▸ **What you are asked to do**: Your answer should consist of every line from the records that holds the string "Internet".

○ ○ ○

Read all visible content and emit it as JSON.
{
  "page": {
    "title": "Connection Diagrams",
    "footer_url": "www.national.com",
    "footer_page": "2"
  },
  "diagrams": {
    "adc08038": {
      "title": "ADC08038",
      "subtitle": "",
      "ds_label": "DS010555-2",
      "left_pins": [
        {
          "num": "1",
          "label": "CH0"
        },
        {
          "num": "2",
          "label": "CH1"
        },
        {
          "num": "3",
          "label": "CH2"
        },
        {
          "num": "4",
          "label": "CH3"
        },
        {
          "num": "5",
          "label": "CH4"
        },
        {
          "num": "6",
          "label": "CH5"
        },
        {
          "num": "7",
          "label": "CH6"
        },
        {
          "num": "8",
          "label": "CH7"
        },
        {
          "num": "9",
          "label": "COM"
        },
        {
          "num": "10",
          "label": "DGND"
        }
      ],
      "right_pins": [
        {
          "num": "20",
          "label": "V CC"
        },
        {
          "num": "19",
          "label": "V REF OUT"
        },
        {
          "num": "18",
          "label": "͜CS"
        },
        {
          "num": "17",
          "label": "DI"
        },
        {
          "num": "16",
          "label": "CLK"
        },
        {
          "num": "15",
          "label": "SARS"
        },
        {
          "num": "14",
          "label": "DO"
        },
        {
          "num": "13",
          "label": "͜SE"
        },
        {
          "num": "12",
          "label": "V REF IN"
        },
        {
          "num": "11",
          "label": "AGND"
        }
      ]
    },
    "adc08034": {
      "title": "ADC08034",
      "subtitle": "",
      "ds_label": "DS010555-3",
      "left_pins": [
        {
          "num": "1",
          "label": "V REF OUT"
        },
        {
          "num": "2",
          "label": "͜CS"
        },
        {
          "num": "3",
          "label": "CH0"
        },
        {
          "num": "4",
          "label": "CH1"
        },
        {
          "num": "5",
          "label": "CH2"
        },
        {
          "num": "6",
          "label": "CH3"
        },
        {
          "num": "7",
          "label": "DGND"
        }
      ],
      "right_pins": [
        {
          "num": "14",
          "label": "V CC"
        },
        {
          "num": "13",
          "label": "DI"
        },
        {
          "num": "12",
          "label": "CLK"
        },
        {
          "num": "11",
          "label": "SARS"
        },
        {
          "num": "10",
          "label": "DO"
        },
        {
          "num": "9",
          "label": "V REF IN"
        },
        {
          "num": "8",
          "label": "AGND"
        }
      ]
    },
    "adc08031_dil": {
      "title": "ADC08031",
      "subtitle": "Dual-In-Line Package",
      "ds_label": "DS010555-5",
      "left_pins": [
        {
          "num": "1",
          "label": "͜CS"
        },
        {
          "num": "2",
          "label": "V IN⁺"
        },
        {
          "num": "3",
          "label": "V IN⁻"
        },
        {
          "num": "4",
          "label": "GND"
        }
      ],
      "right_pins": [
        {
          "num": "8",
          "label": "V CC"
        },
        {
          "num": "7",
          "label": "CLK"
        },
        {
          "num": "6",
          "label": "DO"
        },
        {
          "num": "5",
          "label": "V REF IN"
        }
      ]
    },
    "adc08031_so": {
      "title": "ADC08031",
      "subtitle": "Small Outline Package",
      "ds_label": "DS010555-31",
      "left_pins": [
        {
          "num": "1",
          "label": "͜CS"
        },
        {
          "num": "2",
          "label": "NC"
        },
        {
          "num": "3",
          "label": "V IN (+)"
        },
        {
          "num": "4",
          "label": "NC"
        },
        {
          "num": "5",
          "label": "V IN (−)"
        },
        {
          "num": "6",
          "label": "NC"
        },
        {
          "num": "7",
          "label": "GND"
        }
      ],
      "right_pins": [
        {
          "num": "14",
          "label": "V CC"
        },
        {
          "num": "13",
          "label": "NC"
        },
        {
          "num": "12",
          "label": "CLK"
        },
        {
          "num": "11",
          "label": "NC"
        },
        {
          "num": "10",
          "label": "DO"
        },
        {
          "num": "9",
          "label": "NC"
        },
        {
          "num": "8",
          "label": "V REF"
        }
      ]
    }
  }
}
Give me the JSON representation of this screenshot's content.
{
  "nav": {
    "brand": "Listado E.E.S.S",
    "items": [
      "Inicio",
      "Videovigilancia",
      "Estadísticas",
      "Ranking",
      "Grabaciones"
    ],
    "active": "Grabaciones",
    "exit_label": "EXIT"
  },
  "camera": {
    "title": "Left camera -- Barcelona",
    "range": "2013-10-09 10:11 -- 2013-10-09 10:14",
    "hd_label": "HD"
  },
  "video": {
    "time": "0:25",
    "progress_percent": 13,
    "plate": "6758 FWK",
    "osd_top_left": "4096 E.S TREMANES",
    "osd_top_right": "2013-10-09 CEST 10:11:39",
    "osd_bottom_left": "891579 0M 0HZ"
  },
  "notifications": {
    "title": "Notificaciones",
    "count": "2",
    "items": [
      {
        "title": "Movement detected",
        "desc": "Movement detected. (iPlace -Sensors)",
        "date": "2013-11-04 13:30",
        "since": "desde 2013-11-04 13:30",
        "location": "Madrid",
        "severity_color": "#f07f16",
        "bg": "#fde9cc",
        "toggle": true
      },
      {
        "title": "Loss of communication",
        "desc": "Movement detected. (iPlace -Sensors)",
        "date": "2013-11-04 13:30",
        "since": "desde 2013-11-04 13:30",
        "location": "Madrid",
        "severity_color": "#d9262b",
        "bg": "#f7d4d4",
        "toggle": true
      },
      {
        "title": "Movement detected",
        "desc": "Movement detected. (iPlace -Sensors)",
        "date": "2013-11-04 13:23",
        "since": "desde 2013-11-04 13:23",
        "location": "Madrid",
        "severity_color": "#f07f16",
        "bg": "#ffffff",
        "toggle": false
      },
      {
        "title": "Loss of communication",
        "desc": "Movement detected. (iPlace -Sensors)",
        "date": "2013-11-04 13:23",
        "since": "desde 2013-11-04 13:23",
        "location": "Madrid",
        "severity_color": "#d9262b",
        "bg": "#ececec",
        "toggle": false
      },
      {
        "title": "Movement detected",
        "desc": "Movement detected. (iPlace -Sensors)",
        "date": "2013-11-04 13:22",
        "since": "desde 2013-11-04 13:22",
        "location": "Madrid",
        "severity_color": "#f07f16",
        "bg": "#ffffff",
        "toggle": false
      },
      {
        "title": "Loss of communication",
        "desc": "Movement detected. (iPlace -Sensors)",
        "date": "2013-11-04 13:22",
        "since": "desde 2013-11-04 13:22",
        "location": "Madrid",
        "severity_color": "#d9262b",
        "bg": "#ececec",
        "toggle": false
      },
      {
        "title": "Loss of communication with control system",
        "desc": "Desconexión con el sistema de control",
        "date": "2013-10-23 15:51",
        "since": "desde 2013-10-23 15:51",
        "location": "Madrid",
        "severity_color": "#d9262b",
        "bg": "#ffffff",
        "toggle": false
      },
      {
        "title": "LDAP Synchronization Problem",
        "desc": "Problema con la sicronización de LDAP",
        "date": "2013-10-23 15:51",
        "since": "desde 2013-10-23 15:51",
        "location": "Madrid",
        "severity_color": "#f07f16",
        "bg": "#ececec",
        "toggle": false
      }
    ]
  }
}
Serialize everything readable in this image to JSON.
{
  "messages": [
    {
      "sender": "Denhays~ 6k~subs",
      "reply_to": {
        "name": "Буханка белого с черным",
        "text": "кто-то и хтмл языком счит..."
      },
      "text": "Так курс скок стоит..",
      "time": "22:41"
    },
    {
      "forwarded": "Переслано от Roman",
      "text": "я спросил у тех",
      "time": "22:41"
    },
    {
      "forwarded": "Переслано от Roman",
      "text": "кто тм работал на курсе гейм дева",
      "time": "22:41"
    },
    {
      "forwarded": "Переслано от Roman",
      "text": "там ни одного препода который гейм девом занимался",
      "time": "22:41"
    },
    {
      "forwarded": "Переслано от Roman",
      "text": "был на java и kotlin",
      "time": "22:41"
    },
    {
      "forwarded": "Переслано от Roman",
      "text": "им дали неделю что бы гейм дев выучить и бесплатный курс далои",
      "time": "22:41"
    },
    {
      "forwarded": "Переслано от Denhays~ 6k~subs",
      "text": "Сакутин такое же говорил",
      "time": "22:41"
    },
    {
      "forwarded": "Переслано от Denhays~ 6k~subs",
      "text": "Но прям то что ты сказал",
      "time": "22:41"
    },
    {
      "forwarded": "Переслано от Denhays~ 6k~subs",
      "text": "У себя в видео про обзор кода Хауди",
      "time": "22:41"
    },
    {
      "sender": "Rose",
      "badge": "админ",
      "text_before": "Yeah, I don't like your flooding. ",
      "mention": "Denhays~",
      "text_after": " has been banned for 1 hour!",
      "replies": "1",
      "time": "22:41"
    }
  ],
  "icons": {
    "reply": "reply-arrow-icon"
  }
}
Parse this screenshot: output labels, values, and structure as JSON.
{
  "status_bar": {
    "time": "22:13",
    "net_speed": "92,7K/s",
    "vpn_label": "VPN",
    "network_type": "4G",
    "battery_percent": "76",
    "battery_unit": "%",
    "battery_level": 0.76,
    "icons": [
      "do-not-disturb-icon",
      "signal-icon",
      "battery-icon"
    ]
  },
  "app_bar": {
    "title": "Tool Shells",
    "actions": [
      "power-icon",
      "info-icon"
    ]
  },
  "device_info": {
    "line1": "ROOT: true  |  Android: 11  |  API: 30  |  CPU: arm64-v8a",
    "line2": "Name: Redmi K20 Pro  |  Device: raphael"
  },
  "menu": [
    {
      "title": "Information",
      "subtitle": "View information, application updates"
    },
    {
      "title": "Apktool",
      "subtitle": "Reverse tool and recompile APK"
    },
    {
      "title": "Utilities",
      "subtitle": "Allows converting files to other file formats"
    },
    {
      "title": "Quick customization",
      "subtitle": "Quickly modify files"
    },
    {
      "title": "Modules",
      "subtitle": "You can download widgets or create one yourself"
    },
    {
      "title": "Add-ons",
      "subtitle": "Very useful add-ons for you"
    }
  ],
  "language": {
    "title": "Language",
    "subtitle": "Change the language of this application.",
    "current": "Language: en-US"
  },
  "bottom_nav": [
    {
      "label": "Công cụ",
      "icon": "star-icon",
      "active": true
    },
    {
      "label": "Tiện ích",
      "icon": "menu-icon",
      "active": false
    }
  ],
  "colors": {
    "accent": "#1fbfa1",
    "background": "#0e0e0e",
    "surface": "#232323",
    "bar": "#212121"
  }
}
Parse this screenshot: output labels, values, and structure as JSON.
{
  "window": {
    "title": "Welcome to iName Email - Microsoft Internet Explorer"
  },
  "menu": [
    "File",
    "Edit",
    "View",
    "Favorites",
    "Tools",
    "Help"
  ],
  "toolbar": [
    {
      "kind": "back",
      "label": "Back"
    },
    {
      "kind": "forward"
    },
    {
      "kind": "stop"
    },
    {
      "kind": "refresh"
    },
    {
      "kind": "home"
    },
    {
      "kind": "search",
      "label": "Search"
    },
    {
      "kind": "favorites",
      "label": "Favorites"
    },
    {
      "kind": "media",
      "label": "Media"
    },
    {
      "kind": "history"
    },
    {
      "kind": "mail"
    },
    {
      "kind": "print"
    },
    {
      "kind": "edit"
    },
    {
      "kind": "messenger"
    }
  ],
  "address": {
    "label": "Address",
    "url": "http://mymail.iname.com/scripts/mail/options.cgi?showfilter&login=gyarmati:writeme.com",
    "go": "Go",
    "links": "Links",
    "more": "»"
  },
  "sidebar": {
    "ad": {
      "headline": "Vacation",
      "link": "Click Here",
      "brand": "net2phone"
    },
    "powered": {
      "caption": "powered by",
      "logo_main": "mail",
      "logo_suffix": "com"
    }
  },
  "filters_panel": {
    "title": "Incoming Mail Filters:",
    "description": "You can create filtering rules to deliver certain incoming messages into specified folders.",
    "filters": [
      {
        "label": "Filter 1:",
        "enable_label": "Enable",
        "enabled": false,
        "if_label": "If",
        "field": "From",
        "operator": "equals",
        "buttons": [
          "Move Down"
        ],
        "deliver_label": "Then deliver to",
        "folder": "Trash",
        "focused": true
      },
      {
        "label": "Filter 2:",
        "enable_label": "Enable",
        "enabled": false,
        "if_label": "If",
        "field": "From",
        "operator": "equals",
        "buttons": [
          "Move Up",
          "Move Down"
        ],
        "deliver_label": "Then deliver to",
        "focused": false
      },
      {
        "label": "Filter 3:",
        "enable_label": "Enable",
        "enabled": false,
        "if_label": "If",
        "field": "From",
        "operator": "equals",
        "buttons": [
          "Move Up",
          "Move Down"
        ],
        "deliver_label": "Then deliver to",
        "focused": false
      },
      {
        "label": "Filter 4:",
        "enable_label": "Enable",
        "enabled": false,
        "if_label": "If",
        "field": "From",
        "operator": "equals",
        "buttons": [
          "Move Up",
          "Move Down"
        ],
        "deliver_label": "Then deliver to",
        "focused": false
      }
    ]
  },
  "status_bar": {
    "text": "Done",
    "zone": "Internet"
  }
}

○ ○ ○

▸ **Answer for this exercise**:
    "title": "Welcome to iName Email - Microsoft Internet Explorer"
    "zone": "Internet"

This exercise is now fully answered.